Form meets function in a growing set of active learning classrooms at the University of South Carolina Upstate that gives instructors and students grouping options to enhance learning and collaboration skills.
With funds from a $2.2 million Title III grant from the U.S. Department of Education, the University has created four active learning classrooms featuring flexible room furnishings that allow faculty to easily change the learning environment to accommodate different lessons, or to reconfigure for small-group study that fosters student collaboration. The goal of the active learning classrooms is to create an engaging educational experience that helps students use a wide range of modern technologies to drive understanding and learning.

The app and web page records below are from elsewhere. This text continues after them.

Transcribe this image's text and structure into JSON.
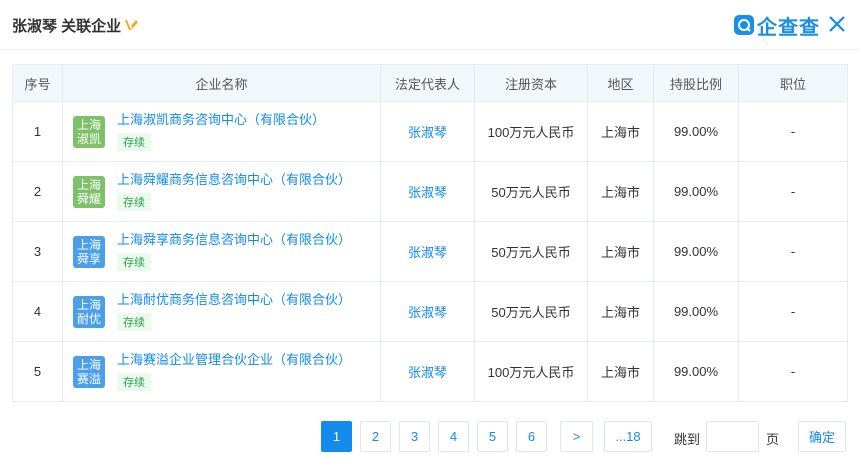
{
  "header": {
    "title": "张淑琴 关联企业",
    "brand_name": "企查查"
  },
  "table": {
    "columns": [
      "序号",
      "企业名称",
      "法定代表人",
      "注册资本",
      "地区",
      "持股比例",
      "职位"
    ],
    "rows": [
      {
        "index": "1",
        "logo_line1": "上海",
        "logo_line2": "淑凯",
        "logo_color": "#7fc06a",
        "name": "上海淑凯商务咨询中心（有限合伙）",
        "status": "存续",
        "legal_rep": "张淑琴",
        "capital": "100万元人民币",
        "region": "上海市",
        "ratio": "99.00%",
        "position": "-"
      },
      {
        "index": "2",
        "logo_line1": "上海",
        "logo_line2": "舜耀",
        "logo_color": "#7fc06a",
        "name": "上海舜耀商务信息咨询中心（有限合伙）",
        "status": "存续",
        "legal_rep": "张淑琴",
        "capital": "50万元人民币",
        "region": "上海市",
        "ratio": "99.00%",
        "position": "-"
      },
      {
        "index": "3",
        "logo_line1": "上海",
        "logo_line2": "舜享",
        "logo_color": "#4b9fe8",
        "name": "上海舜享商务信息咨询中心（有限合伙）",
        "status": "存续",
        "legal_rep": "张淑琴",
        "capital": "50万元人民币",
        "region": "上海市",
        "ratio": "99.00%",
        "position": "-"
      },
      {
        "index": "4",
        "logo_line1": "上海",
        "logo_line2": "耐优",
        "logo_color": "#4b9fe8",
        "name": "上海耐优商务信息咨询中心（有限合伙）",
        "status": "存续",
        "legal_rep": "张淑琴",
        "capital": "50万元人民币",
        "region": "上海市",
        "ratio": "99.00%",
        "position": "-"
      },
      {
        "index": "5",
        "logo_line1": "上海",
        "logo_line2": "赛溢",
        "logo_color": "#4b9fe8",
        "name": "上海赛溢企业管理合伙企业（有限合伙）",
        "status": "存续",
        "legal_rep": "张淑琴",
        "capital": "100万元人民币",
        "region": "上海市",
        "ratio": "99.00%",
        "position": "-"
      }
    ]
  },
  "pagination": {
    "pages": [
      "1",
      "2",
      "3",
      "4",
      "5",
      "6"
    ],
    "current": "1",
    "next": ">",
    "last": "...18",
    "jump_label": "跳到",
    "page_unit": "页",
    "confirm": "确定"
  },
  "colors": {
    "accent": "#128bed",
    "header_bg": "#f2f7fc",
    "status_green": "#28a745",
    "edit_icon": "#f5a623"
  },
  "icons": [
    "edit-icon",
    "brand-logo-icon",
    "close-icon"
  ]
}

In the program’s brief history, 1,707 USC Upstate students have received instruction in the active learning classrooms. Sophomore Hiddle Nijland took University 101 in an active learning classroom, and said he felt it was a beneficial experience.
“It was quite surprising coming in and seeing all the technology that’s involved,” Nijland said of the experience. “It was University 101, so it was very interactive in the first place. Everyone was really excited to get to use all the TVs for presentations and sharing information.”
Maria Monteso, a Spanish instructor in the Department of Languages, Literature and Composition, said she’s noticed a marked changed in her students’ behavior in the ALC, compared to traditional classrooms.
“In my AL classes, students participate more and use Spanish more compared to traditional classes,” she said. “They feel more engaged and the relationship with me is closer and friendlier. The whole atmosphere makes it easier for them to use the language verbally and share knowledge among themselves.”
For Nijland, that ability to collaborate with his peers enriched the classroom experience.
In a traditional classroom setting, Nijland said, “you come in, you sit down, it’s a PowerPoint slide, and the professor talks about what we’re going to do, and we do some examples on the board, but every student does their own thing. They take their notes, they’re in their own little bubble where they do their own things.”
Students in active learning classrooms are less likely to be seated in rows, with all eyes facing forward, and more likely to work together or independently. The classrooms feature rolling tables or group pods with individual displays; portable, height-adjustable stools or chairs on casters; interactive whiteboard displays; and double-sided personal whiteboards that can be used from any workstation.
“Since the beginning of the semester, student responses – both verbal and written – have become much more developed and thoughtful,” said Tasha Thomas, a senior instructor in the Department of Languages, Literature and Composition, who recently taught a 400-level English course in an ALC. “Students ask more-meaningful questions and respond to one another with more care than they did in the beginning.”
The five-year grant, received in 2014, is designed to foster student retention and to improve graduation rates by engaging students through active learning, supporting student persistence through stronger academic advising, and reinforce measures to support student persistence and completion through enhanced financial support.
So far, the grant has funded three groups of Active Learning Faculty Fellows, who have used the ALCs for a full schedule of 102 classes across 15 disciplines. The Faculty Fellows have received extensive training, including the best practices in active learning. Currently, there are three groups of faculty using four active learning classrooms, with two additional rooms being redesigned for use this fall. An additional class of 18 Active Learning Faculty Fellows is also being added.
While the first ALC included rolling tables, café-height tables and stools, soft seating with laptop foldaway arms, and other innovative furnishings, subsequent classrooms have been modified based on feedback from earlier efforts.
One feature that has proven popular with both students and faculty are the double-sided personal whiteboards that students can use at their workstations.
“For writing, (students) used the small whiteboards or the clear boards, and I have seen them engaging with each other on a different level – a lot more motivated,” Monteso said.
Thomas said students in ALCs can actually help instructors add depth to the coursework.
“Active learning allows (students) to ‘drive the instruction’ so to speak,” Thomas explained. “If done in a meaningful way, Active learning provides students (with) a way to contribute to course material, to discover, create and share new knowledge, and collaborate to enhance one another’s understanding of course concepts.”
Thomas said that for active learning classrooms to work, it’s not as important for students to be familiar with all the technology as it is for them to be motivated.
“Students don’t have to be ‘well-versed’ in any specific tools, but they need to be willing to participate,” she said. “Participation and engagement are key. We don’t always rely on technology, as there are traditional whiteboards in the room and many activities include traditional pencil-and-paper skills. However, technology is increasingly relied on in nearly every job, and it definitely facilitates the objectives of the active learning classroom.”
The Title III grant also enabled USC Upstate to hire four additional advisers to help strengthen advisement and reinforce other student success measures already in place.
“Advisers at USC Upstate help students navigate through all aspects of college, including transitioning from high school to university life; understanding their choice of majors; utilizing resources available on campus; and exploring career paths,” said Tammy E. Whaley, assistant vice chancellor for university communications. “The new hires will enable us to advance from merely helping students register for classes to much-more-meaningful contact and individual mentoring.”